### Directions for this task
Tell me how many lines in the data below hold the string "name", and say nothing else.

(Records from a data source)
==========

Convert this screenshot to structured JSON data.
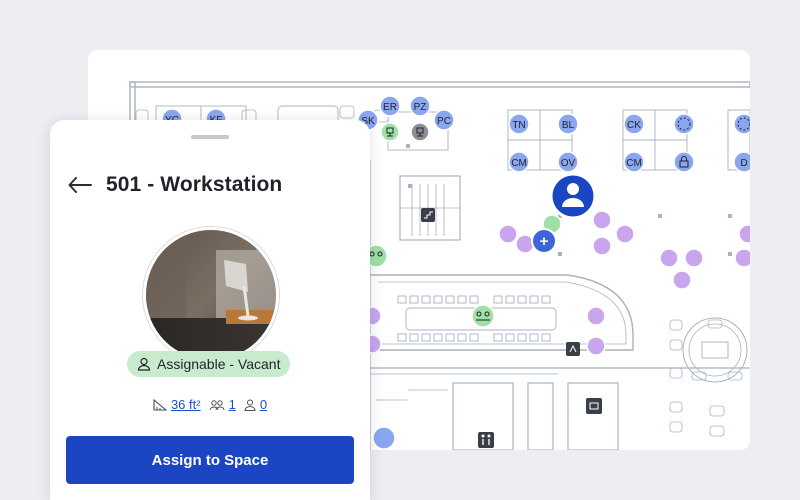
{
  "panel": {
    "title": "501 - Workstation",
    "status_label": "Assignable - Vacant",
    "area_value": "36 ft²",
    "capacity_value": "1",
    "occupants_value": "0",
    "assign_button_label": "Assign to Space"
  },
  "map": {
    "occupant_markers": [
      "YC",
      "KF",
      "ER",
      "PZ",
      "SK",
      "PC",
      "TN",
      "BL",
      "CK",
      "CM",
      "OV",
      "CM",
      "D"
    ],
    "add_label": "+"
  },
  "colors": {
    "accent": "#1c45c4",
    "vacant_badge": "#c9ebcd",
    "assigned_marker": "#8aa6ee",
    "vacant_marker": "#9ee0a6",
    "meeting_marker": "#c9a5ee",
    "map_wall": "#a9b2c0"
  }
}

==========

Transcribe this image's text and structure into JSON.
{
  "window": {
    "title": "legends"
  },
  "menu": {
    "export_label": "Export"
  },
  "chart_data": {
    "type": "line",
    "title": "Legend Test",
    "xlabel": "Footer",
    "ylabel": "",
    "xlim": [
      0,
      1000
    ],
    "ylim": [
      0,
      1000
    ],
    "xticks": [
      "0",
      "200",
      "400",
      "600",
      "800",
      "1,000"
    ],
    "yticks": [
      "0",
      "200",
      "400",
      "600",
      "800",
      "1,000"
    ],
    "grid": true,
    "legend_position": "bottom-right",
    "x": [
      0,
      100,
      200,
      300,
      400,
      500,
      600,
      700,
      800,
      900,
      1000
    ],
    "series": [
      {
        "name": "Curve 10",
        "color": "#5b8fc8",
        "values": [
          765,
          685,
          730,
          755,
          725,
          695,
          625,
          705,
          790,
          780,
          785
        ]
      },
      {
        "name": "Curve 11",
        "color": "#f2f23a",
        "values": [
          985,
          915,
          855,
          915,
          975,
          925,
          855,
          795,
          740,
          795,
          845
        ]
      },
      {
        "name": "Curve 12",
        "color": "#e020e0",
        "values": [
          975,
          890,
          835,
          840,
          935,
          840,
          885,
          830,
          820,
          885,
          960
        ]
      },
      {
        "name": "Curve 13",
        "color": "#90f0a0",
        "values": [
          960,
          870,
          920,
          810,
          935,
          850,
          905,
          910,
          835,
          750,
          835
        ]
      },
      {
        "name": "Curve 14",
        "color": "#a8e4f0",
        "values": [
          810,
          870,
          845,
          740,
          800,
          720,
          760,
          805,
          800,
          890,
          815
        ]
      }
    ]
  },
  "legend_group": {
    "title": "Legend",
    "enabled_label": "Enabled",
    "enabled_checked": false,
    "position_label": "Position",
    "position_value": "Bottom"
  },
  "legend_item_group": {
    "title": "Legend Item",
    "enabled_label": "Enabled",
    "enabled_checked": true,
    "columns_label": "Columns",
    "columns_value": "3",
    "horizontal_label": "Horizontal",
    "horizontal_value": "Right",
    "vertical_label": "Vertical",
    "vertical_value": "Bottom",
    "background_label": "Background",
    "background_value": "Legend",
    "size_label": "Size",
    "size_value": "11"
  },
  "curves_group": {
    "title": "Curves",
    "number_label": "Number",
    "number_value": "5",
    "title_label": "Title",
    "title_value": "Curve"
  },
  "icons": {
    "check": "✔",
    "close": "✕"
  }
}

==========

### Task output
5